The James Webb Space Telescope is the largest, most powerful space telescope ever built. It will allow scientists to look at what our universe was like about 200 million years after the Big Bang. The telescope will be able to capture images of some of the first galaxies ever formed.
- To search for light from the first stars and galaxies that formed in the universe after the Big Bang
- To study galaxy formation and evolution
- To understand star formation and planet formation
- To study planetary systems and the origins of life
It will also be able to observe objects in our solar system from Mars outward, look inside dust clouds to see where new stars and planets are forming, and examine the atmospheres of planets orbiting other stars.
The Webb telescope is as tall as a 3-story building and as long as a tennis court! It is so big that it has to fold origami-style to fit inside the rocket to launch. The telescope will unfold, sun-shield first, once in space.
The James Webb Telescope orbits the Sun near the second Lagrange point (L2) of the Sun-Earth system, which is 930,000 mi farther from the Sun than the Earth’s orbit, and about four times farther than the Moon’s orbit. Normally an object circling the Sun farther out than Earth would take longer than one year to complete its orbit.
But near the L2 point, the combined gravitational pull of the Earth and the Sun allows a spacecraft to orbit the Sun at the same time that it takes the Earth. Staying close to Earth allows data rates to be much faster for a given size of the antenna. The telescope is named after James E. Webb, who was the administrator of NASA from 1961 to 1968 during the Mercury, Gemini, and much of the Apollo programs.
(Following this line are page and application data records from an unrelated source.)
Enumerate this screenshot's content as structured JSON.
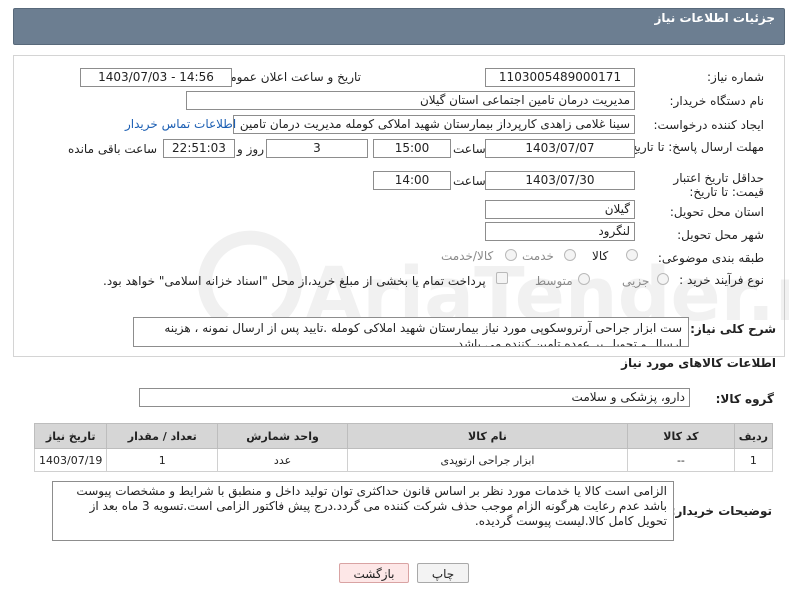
{
  "header": {
    "title": "جزئیات اطلاعات نیاز"
  },
  "watermark": {
    "text": "AriaTender.neT"
  },
  "form": {
    "need_number": {
      "label": "شماره نیاز:",
      "value": "1103005489000171"
    },
    "announce_datetime": {
      "label": "تاریخ و ساعت اعلان عمومی:",
      "value": "1403/07/03 - 14:56"
    },
    "buyer_org": {
      "label": "نام دستگاه خریدار:",
      "value": "مدیریت درمان تامین اجتماعی استان گیلان"
    },
    "requester": {
      "label": "ایجاد کننده درخواست:",
      "value": "سینا غلامی زاهدی کارپرداز بیمارستان شهید املاکی کومله مدیریت درمان تامین",
      "contact_link": "اطلاعات تماس خریدار"
    },
    "reply_deadline": {
      "label": "مهلت ارسال پاسخ: تا تاریخ:",
      "date": "1403/07/07",
      "time_label": "ساعت",
      "time": "15:00",
      "days": "3",
      "days_label": "روز و",
      "remaining": "22:51:03",
      "remaining_label": "ساعت باقی مانده"
    },
    "price_validity": {
      "label": "حداقل تاریخ اعتبار قیمت: تا تاریخ:",
      "date": "1403/07/30",
      "time_label": "ساعت",
      "time": "14:00"
    },
    "delivery_province": {
      "label": "استان محل تحویل:",
      "value": "گیلان"
    },
    "delivery_city": {
      "label": "شهر محل تحویل:",
      "value": "لنگرود"
    },
    "category": {
      "label": "طبقه بندی موضوعی:",
      "options": [
        "کالا",
        "خدمت",
        "کالا/خدمت"
      ]
    },
    "purchase_type": {
      "label": "نوع فرآیند خرید :",
      "options": [
        "جزیی",
        "متوسط"
      ],
      "treasury_note": "پرداخت تمام یا بخشی از مبلغ خرید،از محل \"اسناد خزانه اسلامی\" خواهد بود."
    },
    "need_description": {
      "label": "شرح کلی نیاز:",
      "value": "ست ابزار جراحی آرتروسکوپی مورد نیاز بیمارستان شهید املاکی کومله .تایید پس از ارسال نمونه ، هزینه ارسال و تحویل بر عهده تامین کننده می باشد."
    }
  },
  "goods_section": {
    "title": "اطلاعات کالاهای مورد نیاز",
    "group_label": "گروه کالا:",
    "group_value": "دارو، پزشکی و سلامت",
    "columns": [
      "ردیف",
      "کد کالا",
      "نام کالا",
      "واحد شمارش",
      "تعداد / مقدار",
      "تاریخ نیاز"
    ],
    "rows": [
      [
        "1",
        "--",
        "ابزار جراحی ارتوپدی",
        "عدد",
        "1",
        "1403/07/19"
      ]
    ]
  },
  "buyer_notes": {
    "label": "توضیحات خریدار:",
    "value": "الزامی است کالا یا خدمات مورد نظر بر اساس قانون حداکثری توان تولید داخل و منطبق با شرایط و مشخصات پیوست باشد عدم رعایت هرگونه الزام موجب حذف شرکت کننده می گردد.درج پیش فاکتور الزامی است.تسویه 3 ماه بعد از تحویل کامل کالا.لیست پیوست گردیده."
  },
  "buttons": {
    "print": "چاپ",
    "back": "بازگشت"
  }
}
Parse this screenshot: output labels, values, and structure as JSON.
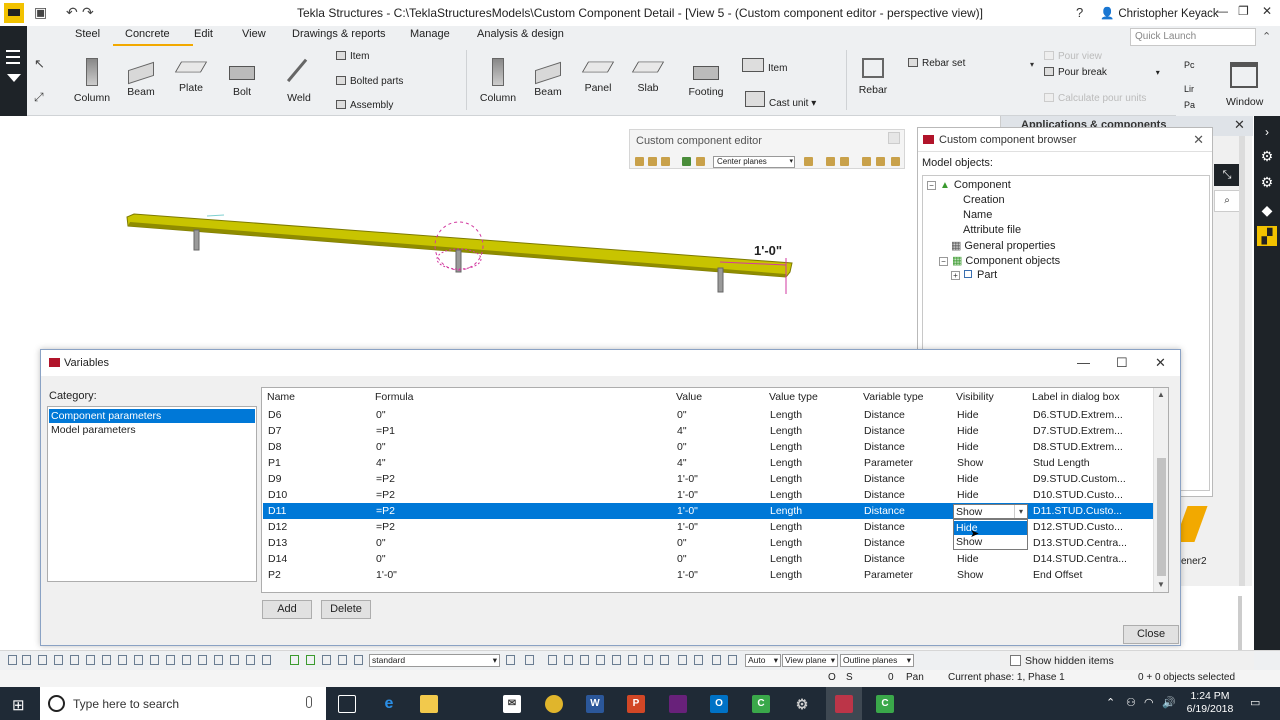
{
  "window": {
    "title": "Tekla Structures - C:\\TeklaStructuresModels\\Custom Component Detail  - [View 5 - (Custom component editor - perspective view)]",
    "help": "?",
    "user": "Christopher Keyack"
  },
  "ribbon": {
    "tabs": [
      "Steel",
      "Concrete",
      "Edit",
      "View",
      "Drawings & reports",
      "Manage",
      "Analysis & design"
    ],
    "active_tab": "Concrete",
    "quick_launch_placeholder": "Quick Launch",
    "steel_tools": [
      "Column",
      "Beam",
      "Plate",
      "Bolt",
      "Weld"
    ],
    "steel_small": [
      "Item",
      "Bolted parts",
      "Assembly"
    ],
    "concrete_tools": [
      "Column",
      "Beam",
      "Panel",
      "Slab",
      "Footing"
    ],
    "concrete_small": [
      "Item",
      "Cast unit"
    ],
    "rebar": "Rebar",
    "rebar_set": "Rebar set",
    "pour_view": "Pour view",
    "pour_break": "Pour break",
    "calculate_pour_units": "Calculate pour units",
    "window": "Window",
    "right_cut": [
      "Pc",
      "Lir",
      "Pa"
    ]
  },
  "viewport": {
    "dimension_label": "1'-0\""
  },
  "custom_component_editor": {
    "title": "Custom component editor",
    "plane_select": "Center planes"
  },
  "component_browser": {
    "title": "Custom component browser",
    "model_objects_label": "Model objects:",
    "tree": {
      "root": "Component",
      "children": [
        "Creation",
        "Name",
        "Attribute file",
        "General properties",
        "Component objects"
      ],
      "grandchild": "Part"
    }
  },
  "applications_panel": {
    "title": "Applications & components",
    "partial_close": "ose",
    "partial_item": "ener2"
  },
  "variables_dialog": {
    "title": "Variables",
    "category_label": "Category:",
    "categories": [
      "Component parameters",
      "Model parameters"
    ],
    "selected_category": "Component parameters",
    "columns": [
      "Name",
      "Formula",
      "Value",
      "Value type",
      "Variable type",
      "Visibility",
      "Label in dialog box"
    ],
    "rows": [
      [
        "D6",
        "0\"",
        "0\"",
        "Length",
        "Distance",
        "Hide",
        "D6.STUD.Extrem..."
      ],
      [
        "D7",
        "=P1",
        "4\"",
        "Length",
        "Distance",
        "Hide",
        "D7.STUD.Extrem..."
      ],
      [
        "D8",
        "0\"",
        "0\"",
        "Length",
        "Distance",
        "Hide",
        "D8.STUD.Extrem..."
      ],
      [
        "P1",
        "4\"",
        "4\"",
        "Length",
        "Parameter",
        "Show",
        "Stud Length"
      ],
      [
        "D9",
        "=P2",
        "1'-0\"",
        "Length",
        "Distance",
        "Hide",
        "D9.STUD.Custom..."
      ],
      [
        "D10",
        "=P2",
        "1'-0\"",
        "Length",
        "Distance",
        "Hide",
        "D10.STUD.Custo..."
      ],
      [
        "D11",
        "=P2",
        "1'-0\"",
        "Length",
        "Distance",
        "Show",
        "D11.STUD.Custo..."
      ],
      [
        "D12",
        "=P2",
        "1'-0\"",
        "Length",
        "Distance",
        "Hide",
        "D12.STUD.Custo..."
      ],
      [
        "D13",
        "0\"",
        "0\"",
        "Length",
        "Distance",
        "Hide",
        "D13.STUD.Centra..."
      ],
      [
        "D14",
        "0\"",
        "0\"",
        "Length",
        "Distance",
        "Hide",
        "D14.STUD.Centra..."
      ],
      [
        "P2",
        "1'-0\"",
        "1'-0\"",
        "Length",
        "Parameter",
        "Show",
        "End Offset"
      ]
    ],
    "selected_row": 6,
    "visibility_dropdown": {
      "value": "Show",
      "options": [
        "Hide",
        "Show"
      ],
      "highlighted": "Hide"
    },
    "buttons": {
      "add": "Add",
      "delete": "Delete",
      "close": "Close"
    }
  },
  "bottom_toolbar": {
    "standard_select": "standard",
    "auto_select": "Auto",
    "view_plane_select": "View plane",
    "outline_planes_select": "Outline planes",
    "show_hidden_items": "Show hidden items"
  },
  "status_bar": {
    "o": "O",
    "s": "S",
    "zero": "0",
    "pan": "Pan",
    "phase": "Current phase: 1, Phase 1",
    "selection": "0 + 0 objects selected"
  },
  "taskbar": {
    "search_placeholder": "Type here to search",
    "time": "1:24 PM",
    "date": "6/19/2018"
  },
  "colors": {
    "accent_tab": "#f2a900",
    "selection": "#0078d7",
    "beam": "#c8c400",
    "taskbar": "#1f2a36"
  }
}
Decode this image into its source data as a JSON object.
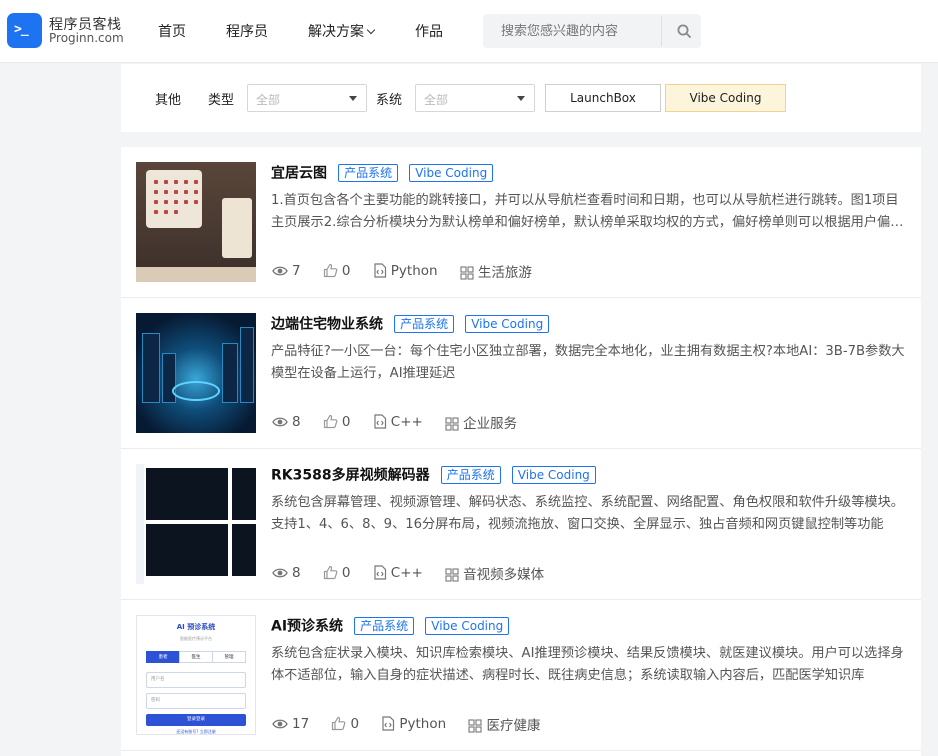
{
  "brand": {
    "name_cn": "程序员客栈",
    "name_en": "Proginn.com",
    "logo_glyph": ">_",
    "accent": "#1e73f0"
  },
  "nav": {
    "home": "首页",
    "programmers": "程序员",
    "solutions": "解决方案",
    "works": "作品"
  },
  "search": {
    "placeholder": "搜索您感兴趣的内容",
    "icon": "search-icon"
  },
  "filter": {
    "group_label": "其他",
    "type_label": "类型",
    "type_value": "全部",
    "system_label": "系统",
    "system_value": "全部",
    "buttons": [
      "LaunchBox",
      "Vibe Coding"
    ],
    "active_button": "Vibe Coding",
    "active_color": "#fdf4dc"
  },
  "items": [
    {
      "title": "宜居云图",
      "tags": [
        "产品系统",
        "Vibe Coding"
      ],
      "desc": "1.首页包含各个主要功能的跳转接口，并可以从导航栏查看时间和日期，也可以从导航栏进行跳转。图1项目主页展示2.综合分析模块分为默认榜单和偏好榜单，默认榜单采取均权的方式，偏好榜单则可以根据用户偏好进行设置",
      "views": "7",
      "likes": "0",
      "language": "Python",
      "category": "生活旅游"
    },
    {
      "title": "边端住宅物业系统",
      "tags": [
        "产品系统",
        "Vibe Coding"
      ],
      "desc": "产品特征?一小区一台：每个住宅小区独立部署，数据完全本地化，业主拥有数据主权?本地AI：3B-7B参数大模型在设备上运行，AI推理延迟",
      "views": "8",
      "likes": "0",
      "language": "C++",
      "category": "企业服务"
    },
    {
      "title": "RK3588多屏视频解码器",
      "tags": [
        "产品系统",
        "Vibe Coding"
      ],
      "desc": "系统包含屏幕管理、视频源管理、解码状态、系统监控、系统配置、网络配置、角色权限和软件升级等模块。支持1、4、6、8、9、16分屏布局，视频流拖放、窗口交换、全屏显示、独占音频和网页键鼠控制等功能",
      "views": "8",
      "likes": "0",
      "language": "C++",
      "category": "音视频多媒体"
    },
    {
      "title": "AI预诊系统",
      "tags": [
        "产品系统",
        "Vibe Coding"
      ],
      "desc": "系统包含症状录入模块、知识库检索模块、AI推理预诊模块、结果反馈模块、就医建议模块。用户可以选择身体不适部位，输入自身的症状描述、病程时长、既往病史信息；系统读取输入内容后，匹配医学知识库",
      "views": "17",
      "likes": "0",
      "language": "Python",
      "category": "医疗健康"
    }
  ],
  "thumb4": {
    "title": "AI 预诊系统",
    "subtitle": "智能医疗预诊平台",
    "segments": [
      "患者",
      "医生",
      "管理"
    ],
    "fields": [
      "用户名",
      "密码"
    ],
    "button": "登录登录",
    "footer": "还没有账号? 立即注册"
  }
}
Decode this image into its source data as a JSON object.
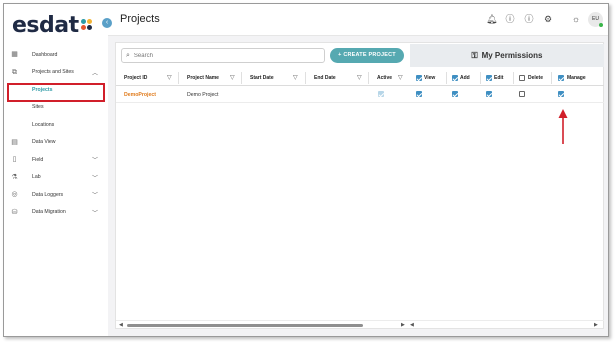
{
  "app": {
    "logo_text": "esdat",
    "logo_dot_colors": [
      "#2c9aa6",
      "#f2b233",
      "#e4562f",
      "#1f2a44"
    ]
  },
  "header": {
    "title": "Projects",
    "icons": [
      "bell-icon",
      "help-icon",
      "info-icon",
      "settings-icon",
      "theme-icon"
    ],
    "avatar": "EU"
  },
  "sidebar": {
    "items": [
      {
        "label": "Dashboard",
        "icon": "dashboard-icon"
      },
      {
        "label": "Projects and Sites",
        "icon": "map-icon",
        "expanded": true
      },
      {
        "label": "Projects",
        "sub": true,
        "active": true
      },
      {
        "label": "Sites",
        "sub": true
      },
      {
        "label": "Locations",
        "sub": true
      },
      {
        "label": "Data View",
        "icon": "table-icon"
      },
      {
        "label": "Field",
        "icon": "phone-icon",
        "chevron": true
      },
      {
        "label": "Lab",
        "icon": "flask-icon",
        "chevron": true
      },
      {
        "label": "Data Loggers",
        "icon": "logger-icon",
        "chevron": true
      },
      {
        "label": "Data Migration",
        "icon": "migration-icon",
        "chevron": true
      }
    ]
  },
  "toolbar": {
    "search_placeholder": "Search",
    "create_label": "CREATE PROJECT",
    "create_prefix": "+"
  },
  "permissions": {
    "title": "My Permissions",
    "columns": [
      {
        "label": "View",
        "checked": true
      },
      {
        "label": "Add",
        "checked": true
      },
      {
        "label": "Edit",
        "checked": true
      },
      {
        "label": "Delete",
        "checked": false
      },
      {
        "label": "Manage",
        "checked": true
      }
    ]
  },
  "table": {
    "columns": [
      "Project ID",
      "Project Name",
      "Start Date",
      "End Date",
      "Active"
    ],
    "rows": [
      {
        "project_id": "DemoProject",
        "project_name": "Demo Project",
        "start_date": "",
        "end_date": "",
        "active": true,
        "perms": [
          true,
          true,
          true,
          false,
          true
        ]
      }
    ]
  },
  "colors": {
    "accent": "#56a9b1",
    "link": "#e07b1c",
    "highlight": "#d11f2a",
    "checkbox": "#3f8fc2"
  }
}
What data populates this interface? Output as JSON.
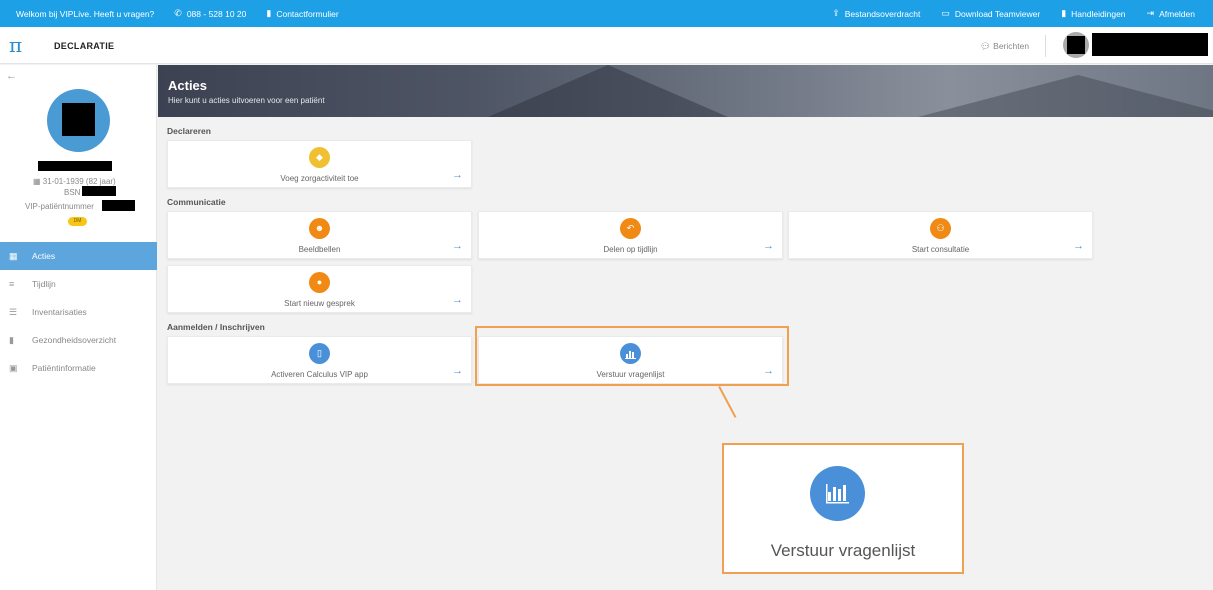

The James Webb Space Telescope will use its infrared cameras to see through dust in our universe. Stars and planets form inside those dust clouds, so peeking inside could lead to exciting new discoveries! It will also be able to see objects (like the first galaxies) that are so far away that the expansion of the universe has made their light shift from visible to infrared!
Webb has a sun-shield to protect its instruments and mirrors. The telescope’s sun-shield is about the size of a tennis court. The temperature difference between the sun-facing and shaded sides of the telescope is more than 600 degrees Fahrenheit.
The gold-coated mirrors help them reflect infrared light. The larger the mirrors the more the telescope can see but these are limited by what can fit into the spaceship. Engineers gave the Webb telescope 18 smaller mirrors that fit together like a puzzle. The mirrors fold up inside the rocket, then unfold to form one large mirror in orbit. It was launched December 25, 2021, on an ESA Ariane 5 rocket from Kourou, French Guiana, and is intended to succeed the Hubble Space Telescope as NASA’s flagship mission in astrophysics.
- Near-Infrared Camera, or NIRCam – provided by the University of Arizona
- Near-Infrared Spectrograph, or NIRSpec – provided by ESA, with components provided by NASA/GSFC.
- Mid-Infrared Instrument, or MIRI – provided by the European Consortium with the European Space Agency (ESA), and by the NASA Jet Propulsion Laboratory (JPL)
- Fine Guidance Sensor/Near InfraRed Imager and Slitless Spectrograph , or FGS/NIRISS- provided by the Canadian Space Agency
The telescope was released from the rocket’s upper stage 27 minutes after launch, which NASA described as “flawless” and “perfect”. As of January 24, 2022, the sun-shield, mirrors, and other components were fully unfolded to their operational configuration.
The spacecraft entered orbit at its destination, and all instruments were successfully powered on. On February 3, 2022, NASA tweeted that the telescope detected its first photons, and on February 11, 2022, NASA announced the telescope had almost completed phase 1 of alignment.
Every segment of its primary mirror has located, imaged, and approximately centered the target star HD 84406. Several weeks are still needed for the telescope to cool to its operational temperature. Mirror alignment and focusing and final testing and calibration will take about five months, potentially including the first formal images, before planned research begins.
The James Webb Space Telescope will help to study the atmospheres of exoplanets. Could the atmospheres of some exoplanets hold the building blocks for life? We will find out soon! Follow the progress at James Webb Space Telescope.